In early September, students at App State started scribbling messages in chalk across campus. It was a war of words on pavement between pro-Trump students and anti-Trump students. Some students complained, saying the messages were racist and offensive.
Initially, Chancellor Sheri Everts responded by upholding principles of a free society. In a letter to students on September 15, she reminded them that “at Appalachian, we staunchly support free speech and academic freedom.”
We encourage our community to debate vigorously, challenge and defend ideas, and advocate for your positions. At the same time, we must hold one another accountable to do so in a manner that does not demean, vilify or attack the humanity of [other] community members. In a democratic society, we often experience a clash of ideas, but no one is “less than” anyone else. To attempt winning an argument by endeavoring to marginalize others kills intelligent discourse and is an affront to true democracy.
I encourage each member of our community to hold fast to their ideals and beliefs, and in doing so, respect the humanity and individual value of others.
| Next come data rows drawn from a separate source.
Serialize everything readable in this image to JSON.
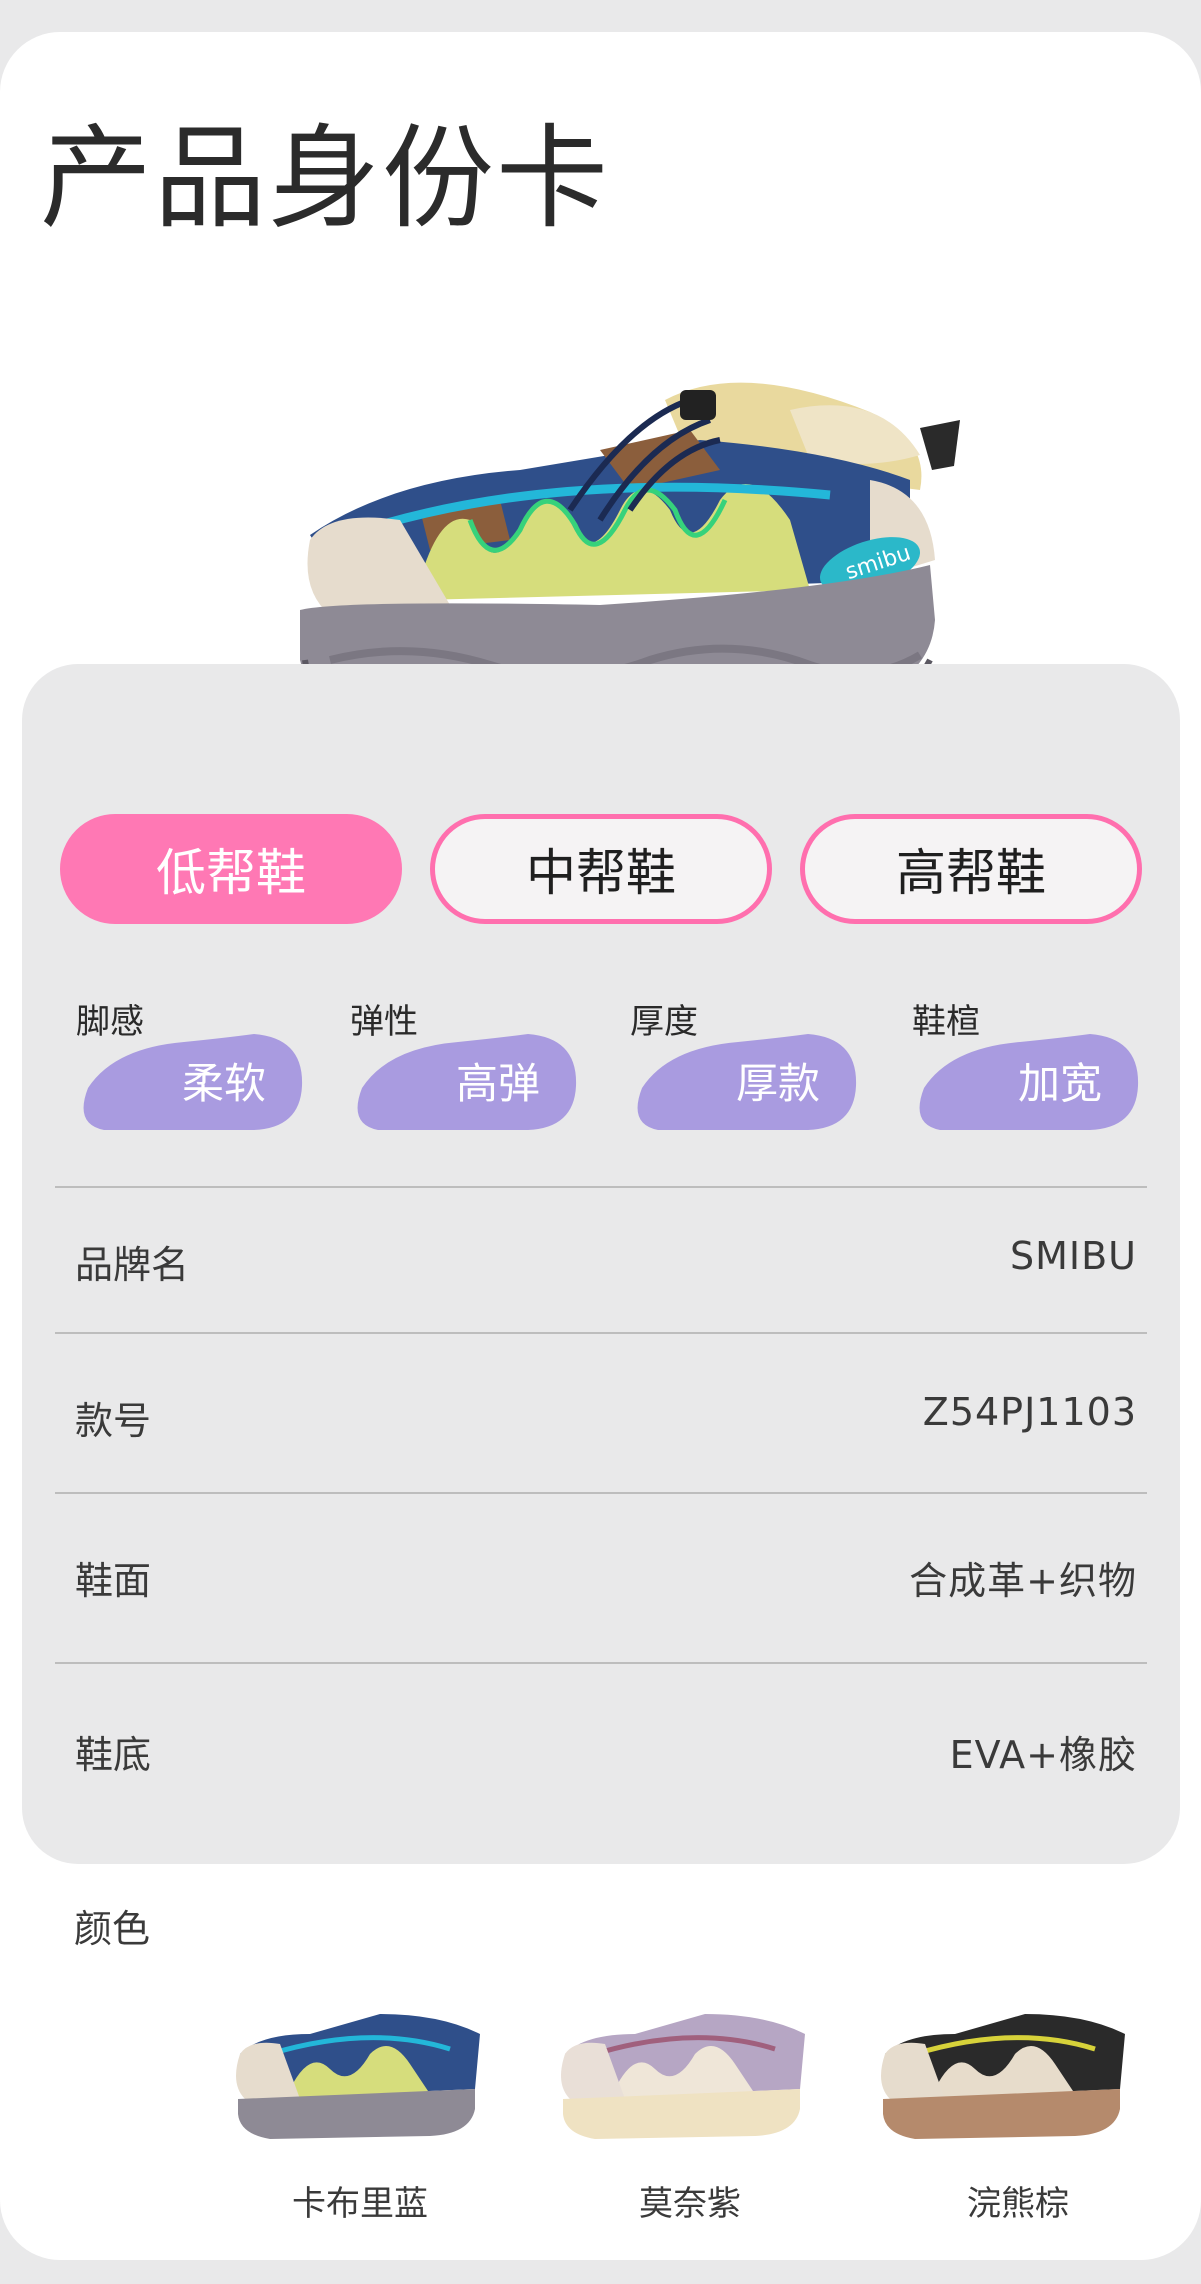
{
  "title": "产品身份卡",
  "type_tabs": [
    {
      "label": "低帮鞋",
      "active": true
    },
    {
      "label": "中帮鞋",
      "active": false
    },
    {
      "label": "高帮鞋",
      "active": false
    }
  ],
  "features": [
    {
      "label": "脚感",
      "value": "柔软"
    },
    {
      "label": "弹性",
      "value": "高弹"
    },
    {
      "label": "厚度",
      "value": "厚款"
    },
    {
      "label": "鞋楦",
      "value": "加宽"
    }
  ],
  "specs": [
    {
      "label": "品牌名",
      "value": "SMIBU"
    },
    {
      "label": "款号",
      "value": "Z54PJ1103"
    },
    {
      "label": "鞋面",
      "value": "合成革+织物"
    },
    {
      "label": "鞋底",
      "value": "EVA+橡胶"
    }
  ],
  "colors_title": "颜色",
  "colors": [
    {
      "name": "卡布里蓝"
    },
    {
      "name": "莫奈紫"
    },
    {
      "name": "浣熊棕"
    }
  ],
  "hero_logo": "smibu",
  "theme": {
    "accent_pink": "#ff78b4",
    "feature_purple": "#a99be0",
    "panel_gray": "#e9e9ea"
  }
}
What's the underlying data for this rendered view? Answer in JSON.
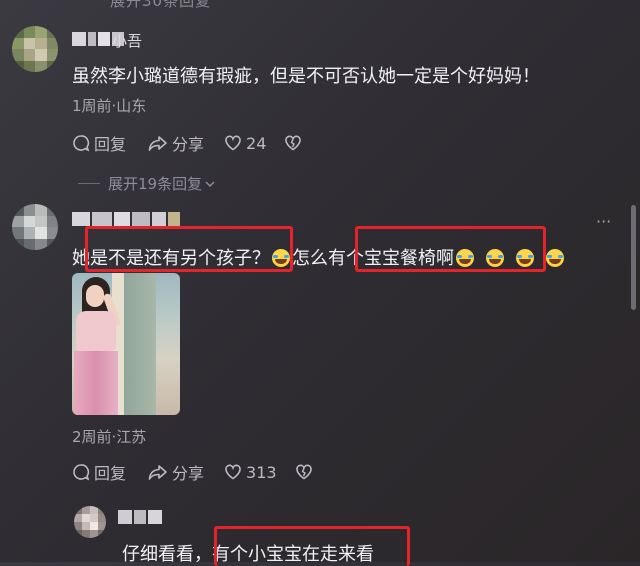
{
  "top_fade_text": "展开30条回复",
  "comment1": {
    "username": "小吾",
    "text": "虽然李小璐道德有瑕疵，但是不可否认她一定是个好妈妈！",
    "meta": "1周前·山东",
    "reply_label": "回复",
    "share_label": "分享",
    "like_count": "24"
  },
  "expand_replies": "展开19条回复",
  "comment2": {
    "text_part1": "她",
    "text_part2": "是不是还有另个孩子？",
    "text_part3": "怎么",
    "text_part4": "有个宝宝餐椅啊",
    "meta": "2周前·江苏",
    "reply_label": "回复",
    "share_label": "分享",
    "like_count": "313",
    "more_label": "···"
  },
  "comment3": {
    "text_part1": "仔细看看，",
    "text_part2": "有个小宝宝在走来看"
  },
  "colors": {
    "highlight_box": "#e5232a",
    "background": "#2f2d33"
  },
  "icons": [
    "chat-bubble-icon",
    "share-arrow-icon",
    "heart-icon",
    "broken-heart-icon",
    "laughing-emoji-icon",
    "chevron-down-icon"
  ]
}
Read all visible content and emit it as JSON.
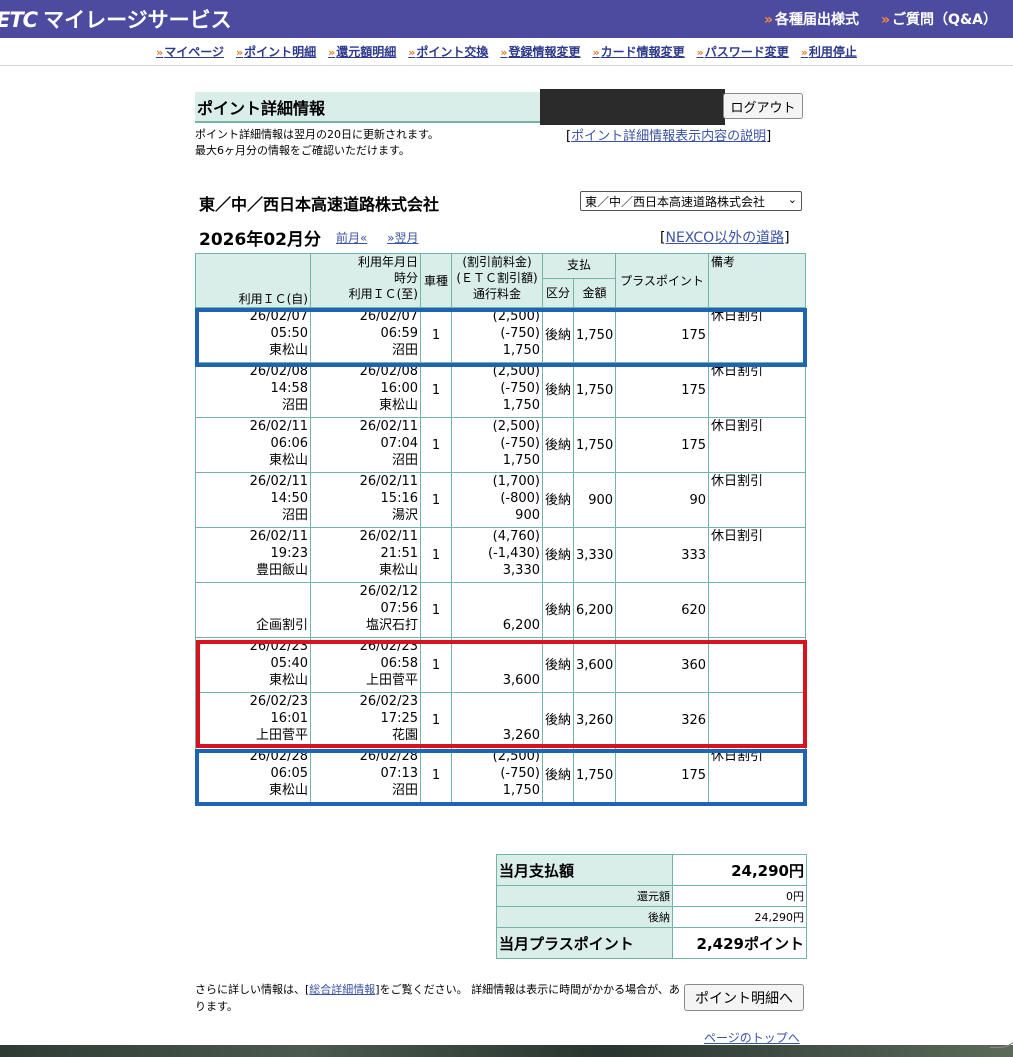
{
  "header": {
    "logo_mark": "ETC",
    "logo_text": "マイレージサービス",
    "links": [
      "各種届出様式",
      "ご質問（Q&A）"
    ]
  },
  "subnav": [
    "マイページ",
    "ポイント明細",
    "還元額明細",
    "ポイント交換",
    "登録情報変更",
    "カード情報変更",
    "パスワード変更",
    "利用停止"
  ],
  "page": {
    "title": "ポイント詳細情報",
    "logout": "ログアウト",
    "notice_line1": "ポイント詳細情報は翌月の20日に更新されます。",
    "notice_line2": "最大6ヶ月分の情報をご確認いただけます。",
    "explain_link": "ポイント詳細情報表示内容の説明",
    "company": "東／中／西日本高速道路株式会社",
    "company_select": "東／中／西日本高速道路株式会社",
    "month": "2026年02月分",
    "prev": "前月«",
    "next": "»翌月",
    "nexco_link": "NEXCO以外の道路"
  },
  "table": {
    "headers": {
      "entry_ic": "利用ＩＣ(自)",
      "datetime": "利用年月日",
      "time": "時分",
      "exit_ic": "利用ＩＣ(至)",
      "vehicle": "車種",
      "fee1": "(割引前料金)",
      "fee2": "(ＥＴＣ割引額)",
      "fee3": "通行料金",
      "payment": "支払",
      "pay_type": "区分",
      "pay_amount": "金額",
      "points": "プラスポイント",
      "remarks": "備考"
    },
    "rows": [
      {
        "d1": "26/02/07",
        "t1": "05:50",
        "ic1": "東松山",
        "d2": "26/02/07",
        "t2": "06:59",
        "ic2": "沼田",
        "vehicle": "1",
        "pre": "(2,500)",
        "disc": "(-750)",
        "fee": "1,750",
        "type": "後納",
        "amount": "1,750",
        "points": "175",
        "remarks": "休日割引"
      },
      {
        "d1": "26/02/08",
        "t1": "14:58",
        "ic1": "沼田",
        "d2": "26/02/08",
        "t2": "16:00",
        "ic2": "東松山",
        "vehicle": "1",
        "pre": "(2,500)",
        "disc": "(-750)",
        "fee": "1,750",
        "type": "後納",
        "amount": "1,750",
        "points": "175",
        "remarks": "休日割引"
      },
      {
        "d1": "26/02/11",
        "t1": "06:06",
        "ic1": "東松山",
        "d2": "26/02/11",
        "t2": "07:04",
        "ic2": "沼田",
        "vehicle": "1",
        "pre": "(2,500)",
        "disc": "(-750)",
        "fee": "1,750",
        "type": "後納",
        "amount": "1,750",
        "points": "175",
        "remarks": "休日割引"
      },
      {
        "d1": "26/02/11",
        "t1": "14:50",
        "ic1": "沼田",
        "d2": "26/02/11",
        "t2": "15:16",
        "ic2": "湯沢",
        "vehicle": "1",
        "pre": "(1,700)",
        "disc": "(-800)",
        "fee": "900",
        "type": "後納",
        "amount": "900",
        "points": "90",
        "remarks": "休日割引"
      },
      {
        "d1": "26/02/11",
        "t1": "19:23",
        "ic1": "豊田飯山",
        "d2": "26/02/11",
        "t2": "21:51",
        "ic2": "東松山",
        "vehicle": "1",
        "pre": "(4,760)",
        "disc": "(-1,430)",
        "fee": "3,330",
        "type": "後納",
        "amount": "3,330",
        "points": "333",
        "remarks": "休日割引"
      },
      {
        "d1": "",
        "t1": "",
        "ic1": "企画割引",
        "d2": "26/02/12",
        "t2": "07:56",
        "ic2": "塩沢石打",
        "vehicle": "1",
        "pre": "",
        "disc": "",
        "fee": "6,200",
        "type": "後納",
        "amount": "6,200",
        "points": "620",
        "remarks": ""
      },
      {
        "d1": "26/02/23",
        "t1": "05:40",
        "ic1": "東松山",
        "d2": "26/02/23",
        "t2": "06:58",
        "ic2": "上田菅平",
        "vehicle": "1",
        "pre": "",
        "disc": "",
        "fee": "3,600",
        "type": "後納",
        "amount": "3,600",
        "points": "360",
        "remarks": ""
      },
      {
        "d1": "26/02/23",
        "t1": "16:01",
        "ic1": "上田菅平",
        "d2": "26/02/23",
        "t2": "17:25",
        "ic2": "花園",
        "vehicle": "1",
        "pre": "",
        "disc": "",
        "fee": "3,260",
        "type": "後納",
        "amount": "3,260",
        "points": "326",
        "remarks": ""
      },
      {
        "d1": "26/02/28",
        "t1": "06:05",
        "ic1": "東松山",
        "d2": "26/02/28",
        "t2": "07:13",
        "ic2": "沼田",
        "vehicle": "1",
        "pre": "(2,500)",
        "disc": "(-750)",
        "fee": "1,750",
        "type": "後納",
        "amount": "1,750",
        "points": "175",
        "remarks": "休日割引"
      }
    ]
  },
  "summary": {
    "total_label": "当月支払額",
    "total_value": "24,290円",
    "refund_label": "還元額",
    "refund_value": "0円",
    "postpaid_label": "後納",
    "postpaid_value": "24,290円",
    "points_label": "当月プラスポイント",
    "points_value": "2,429ポイント"
  },
  "footer": {
    "text_before": "さらに詳しい情報は、[",
    "link": "総合詳細情報",
    "text_after": "]をご覧ください。 詳細情報は表示に時間がかかる場合が、あります。",
    "detail_button": "ポイント明細へ",
    "pagetop": "ページのトップへ"
  },
  "colors": {
    "header_bg": "#4d4ba0",
    "table_header_bg": "#d9ede9",
    "table_border": "#74b3a8",
    "highlight_blue": "#1f64b3",
    "highlight_red": "#d8131f"
  }
}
As we move forward together, let us accept the challenge to embrace our best selves.
That didn’t put an end to the controversy, however, as students continued to complain that the chalked messages were offensive and they didn’t feel safe on campus. The chancellor described the incidents as “near-physical altercations and expressions of worry about possible physical attacks.”
The Board of Trustees and Faculty Senate decided to take action by updating the school’s chalking policy to allow only “recognized student organizations and University departments for the purpose of promoting events or programs that occur at Appalachian State University or in the Boone community with a specific date, time, and location.”
The board made this decision even as it recognized that the right to assemble and to exercise free speech is “guaranteed by the United States Constitution and the North Carolina Constitution.”
Those rights are not absolute and may be subject to reasonable time, place and manner restrictions imposed by the university to protect public safety and university property, to minimize disruption of university operations and to afford assembly and free speech opportunities to other members of the university community and public.
Even though the chancellor and the board said they were worried about the safety of all students, their main concern seems have been making minorities feel comfortable on campus, free from offensive language they interpret as racist. This is evident from the chancellor’s letter on September 28, in which her primary focus is on proving “strong demonstrations of support for our underrepresented students.”
The adoption of these resolutions sends a strong signal from our top leadership that Appalachian values diversity of thought, belief and community, and is committed to fostering an environment that is supportive to all.
It’s also the focus of the chancellor’s first letter when she touted the school’s participation in “an internationally renowned Sustained Dialogue initiative, in order to engage members of the Appalachian Community in dialogues that cultivate strong, trusting relationships, foster respect for each individual and cultivate everyone’s ability to contribute to positive change.”
Diversity, inclusivity, and civility—not actual safety—seem to be the main concerns of the leadership at App State. Social engagement and creating a “safe” environment has now become an excuse to restrict free speech.
While it’s true that free speech isn’t absolute (you can’t yell “fire” in a crowded movie theater), protecting the feelings of minority students at a public university is not a cause for limiting that right.
The way to create an safe environment is to punish unlawful behavior. If someone makes a threat, investigate the incident and discipline them. As for anything else, including chalked political messages you don’t like, that’s just what living in a democracy looks like. It’s not always nice, it’s not always comfortable, and it’s not always civil. But it is free.